* EXERCISE REQUIREMENTS
Please copy out all lines of the entries that contain the word "with".
DATA Block Start
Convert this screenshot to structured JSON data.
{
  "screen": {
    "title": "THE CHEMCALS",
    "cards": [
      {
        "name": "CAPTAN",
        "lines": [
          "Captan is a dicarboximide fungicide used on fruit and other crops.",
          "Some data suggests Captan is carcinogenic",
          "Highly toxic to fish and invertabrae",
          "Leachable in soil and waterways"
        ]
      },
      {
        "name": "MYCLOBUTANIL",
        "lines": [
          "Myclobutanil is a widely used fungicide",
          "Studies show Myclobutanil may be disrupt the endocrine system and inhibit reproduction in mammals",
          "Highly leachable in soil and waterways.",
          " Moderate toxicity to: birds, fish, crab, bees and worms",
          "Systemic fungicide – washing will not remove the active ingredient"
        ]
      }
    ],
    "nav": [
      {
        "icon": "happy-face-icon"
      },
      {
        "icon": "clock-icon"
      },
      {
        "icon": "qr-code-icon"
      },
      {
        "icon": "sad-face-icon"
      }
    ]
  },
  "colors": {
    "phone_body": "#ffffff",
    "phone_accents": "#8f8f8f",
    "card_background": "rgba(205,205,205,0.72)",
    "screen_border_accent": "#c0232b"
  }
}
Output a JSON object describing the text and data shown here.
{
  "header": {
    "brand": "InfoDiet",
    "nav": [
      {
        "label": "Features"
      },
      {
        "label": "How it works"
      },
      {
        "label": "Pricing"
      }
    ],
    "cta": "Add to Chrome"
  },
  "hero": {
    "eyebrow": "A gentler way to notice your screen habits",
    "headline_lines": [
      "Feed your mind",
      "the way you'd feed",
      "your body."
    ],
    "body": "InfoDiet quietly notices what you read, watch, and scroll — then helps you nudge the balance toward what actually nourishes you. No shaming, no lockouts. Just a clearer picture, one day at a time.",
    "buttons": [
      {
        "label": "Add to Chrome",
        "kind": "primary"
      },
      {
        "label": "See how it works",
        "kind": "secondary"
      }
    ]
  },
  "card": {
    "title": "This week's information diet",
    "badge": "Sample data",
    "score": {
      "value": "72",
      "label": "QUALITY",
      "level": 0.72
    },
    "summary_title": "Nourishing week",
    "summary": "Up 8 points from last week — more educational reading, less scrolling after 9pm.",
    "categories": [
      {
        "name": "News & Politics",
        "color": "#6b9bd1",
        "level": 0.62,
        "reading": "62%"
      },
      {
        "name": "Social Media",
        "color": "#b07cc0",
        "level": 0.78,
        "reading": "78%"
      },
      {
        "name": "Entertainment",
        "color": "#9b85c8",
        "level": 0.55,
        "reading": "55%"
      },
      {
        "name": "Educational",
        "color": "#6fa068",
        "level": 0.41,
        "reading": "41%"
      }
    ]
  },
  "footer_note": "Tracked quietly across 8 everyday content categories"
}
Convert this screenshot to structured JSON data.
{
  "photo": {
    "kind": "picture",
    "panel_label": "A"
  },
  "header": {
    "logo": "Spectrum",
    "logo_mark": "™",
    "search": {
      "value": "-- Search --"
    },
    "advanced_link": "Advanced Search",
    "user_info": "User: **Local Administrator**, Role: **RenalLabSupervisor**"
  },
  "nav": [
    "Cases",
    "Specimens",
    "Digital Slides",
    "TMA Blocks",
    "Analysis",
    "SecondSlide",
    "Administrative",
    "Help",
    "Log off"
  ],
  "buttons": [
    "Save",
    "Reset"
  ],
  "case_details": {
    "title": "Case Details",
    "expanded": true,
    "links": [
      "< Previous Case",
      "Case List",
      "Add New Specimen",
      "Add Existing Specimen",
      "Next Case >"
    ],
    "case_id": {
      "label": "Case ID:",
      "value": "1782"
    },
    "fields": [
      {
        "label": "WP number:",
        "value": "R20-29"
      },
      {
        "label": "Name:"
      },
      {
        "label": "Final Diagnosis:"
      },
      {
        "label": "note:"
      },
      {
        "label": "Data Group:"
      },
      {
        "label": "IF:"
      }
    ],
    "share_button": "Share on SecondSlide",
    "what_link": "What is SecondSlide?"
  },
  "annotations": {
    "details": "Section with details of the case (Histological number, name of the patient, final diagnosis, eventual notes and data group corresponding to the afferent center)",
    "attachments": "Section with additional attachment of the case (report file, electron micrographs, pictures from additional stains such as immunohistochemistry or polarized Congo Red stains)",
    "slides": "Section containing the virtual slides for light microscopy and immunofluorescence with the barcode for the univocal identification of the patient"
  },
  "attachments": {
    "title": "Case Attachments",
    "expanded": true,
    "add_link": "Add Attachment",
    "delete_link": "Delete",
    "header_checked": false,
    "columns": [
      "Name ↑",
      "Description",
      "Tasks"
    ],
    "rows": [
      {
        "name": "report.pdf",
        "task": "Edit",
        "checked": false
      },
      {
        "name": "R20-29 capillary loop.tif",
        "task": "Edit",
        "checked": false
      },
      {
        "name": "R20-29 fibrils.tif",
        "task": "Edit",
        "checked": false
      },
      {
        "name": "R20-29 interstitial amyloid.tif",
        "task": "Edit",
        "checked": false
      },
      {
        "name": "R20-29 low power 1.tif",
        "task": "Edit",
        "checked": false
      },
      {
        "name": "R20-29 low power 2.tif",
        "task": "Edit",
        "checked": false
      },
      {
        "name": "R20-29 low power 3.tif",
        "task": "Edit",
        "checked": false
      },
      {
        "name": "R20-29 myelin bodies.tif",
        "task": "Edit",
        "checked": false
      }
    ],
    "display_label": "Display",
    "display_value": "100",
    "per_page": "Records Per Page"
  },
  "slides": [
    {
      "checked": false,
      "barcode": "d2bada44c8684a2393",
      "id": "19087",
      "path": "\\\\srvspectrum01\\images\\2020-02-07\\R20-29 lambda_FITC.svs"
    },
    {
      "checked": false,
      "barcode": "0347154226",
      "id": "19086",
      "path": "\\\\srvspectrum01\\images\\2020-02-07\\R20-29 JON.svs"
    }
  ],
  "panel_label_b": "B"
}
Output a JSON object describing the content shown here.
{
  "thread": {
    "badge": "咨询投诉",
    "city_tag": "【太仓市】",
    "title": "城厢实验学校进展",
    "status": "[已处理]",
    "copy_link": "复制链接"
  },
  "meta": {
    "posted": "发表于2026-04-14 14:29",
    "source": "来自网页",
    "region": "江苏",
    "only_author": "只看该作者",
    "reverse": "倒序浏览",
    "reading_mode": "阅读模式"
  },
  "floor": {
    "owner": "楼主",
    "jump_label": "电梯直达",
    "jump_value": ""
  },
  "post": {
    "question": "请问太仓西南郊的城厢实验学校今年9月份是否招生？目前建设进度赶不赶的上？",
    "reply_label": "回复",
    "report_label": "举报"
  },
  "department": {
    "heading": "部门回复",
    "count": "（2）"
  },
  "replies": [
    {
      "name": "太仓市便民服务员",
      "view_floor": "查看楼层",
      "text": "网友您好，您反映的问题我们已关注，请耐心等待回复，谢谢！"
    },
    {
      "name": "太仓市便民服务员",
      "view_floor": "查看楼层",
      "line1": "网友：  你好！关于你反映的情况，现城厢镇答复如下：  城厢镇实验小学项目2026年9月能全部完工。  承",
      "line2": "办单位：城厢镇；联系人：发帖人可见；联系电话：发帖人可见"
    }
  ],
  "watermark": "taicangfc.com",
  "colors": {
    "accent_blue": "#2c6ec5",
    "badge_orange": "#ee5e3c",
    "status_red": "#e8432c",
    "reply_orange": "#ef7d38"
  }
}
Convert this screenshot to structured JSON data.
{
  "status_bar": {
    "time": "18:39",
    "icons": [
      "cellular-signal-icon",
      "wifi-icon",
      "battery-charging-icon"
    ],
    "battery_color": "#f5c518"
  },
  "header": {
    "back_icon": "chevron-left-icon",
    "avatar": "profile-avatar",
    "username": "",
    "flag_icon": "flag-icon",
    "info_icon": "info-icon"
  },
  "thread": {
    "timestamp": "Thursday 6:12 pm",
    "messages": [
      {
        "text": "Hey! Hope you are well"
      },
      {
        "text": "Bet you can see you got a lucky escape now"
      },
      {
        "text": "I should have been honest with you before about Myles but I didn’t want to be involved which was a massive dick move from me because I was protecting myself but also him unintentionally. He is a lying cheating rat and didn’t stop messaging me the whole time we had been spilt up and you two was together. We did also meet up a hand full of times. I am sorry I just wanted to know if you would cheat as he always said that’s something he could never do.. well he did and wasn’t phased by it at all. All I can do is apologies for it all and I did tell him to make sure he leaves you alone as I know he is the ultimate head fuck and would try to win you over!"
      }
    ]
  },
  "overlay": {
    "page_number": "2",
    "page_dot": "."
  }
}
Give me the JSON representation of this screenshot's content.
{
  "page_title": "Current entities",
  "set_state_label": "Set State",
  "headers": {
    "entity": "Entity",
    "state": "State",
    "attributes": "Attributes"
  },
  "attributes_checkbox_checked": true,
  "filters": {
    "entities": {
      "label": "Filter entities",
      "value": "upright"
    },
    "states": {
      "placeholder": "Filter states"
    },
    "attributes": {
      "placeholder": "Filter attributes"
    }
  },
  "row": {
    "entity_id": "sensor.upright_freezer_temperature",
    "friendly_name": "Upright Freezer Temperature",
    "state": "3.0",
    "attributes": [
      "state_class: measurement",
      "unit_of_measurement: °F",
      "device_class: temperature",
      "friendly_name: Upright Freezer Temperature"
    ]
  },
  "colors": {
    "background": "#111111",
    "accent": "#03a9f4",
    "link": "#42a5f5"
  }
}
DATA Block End
* EXPECTED ANSWER
    "details": "Section with details of the case (Histological number, name of the patient, final diagnosis, eventual notes and data group corresponding to the afferent center)",
    "attachments": "Section with additional attachment of the case (report file, electron micrographs, pictures from additional stains such as immunohistochemistry or polarized Congo Red stains)",
    "slides": "Section containing the virtual slides for light microscopy and immunofluorescence with the barcode for the univocal identification of the patient"
        "text": "I should have been honest with you before about Myles but I didn’t want to be involved which was a massive dick move from me because I was protecting myself but also him unintentionally. He is a lying cheating rat and didn’t stop messaging me the whole time we had been spilt up and you two was together. We did also meet up a hand full of times. I am sorry I just wanted to know if you would cheat as he always said that’s something he could never do.. well he did and wasn’t phased by it at all. All I can do is apologies for it all and I did tell him to make sure he leaves you alone as I know he is the ultimate head fuck and would try to win you over!"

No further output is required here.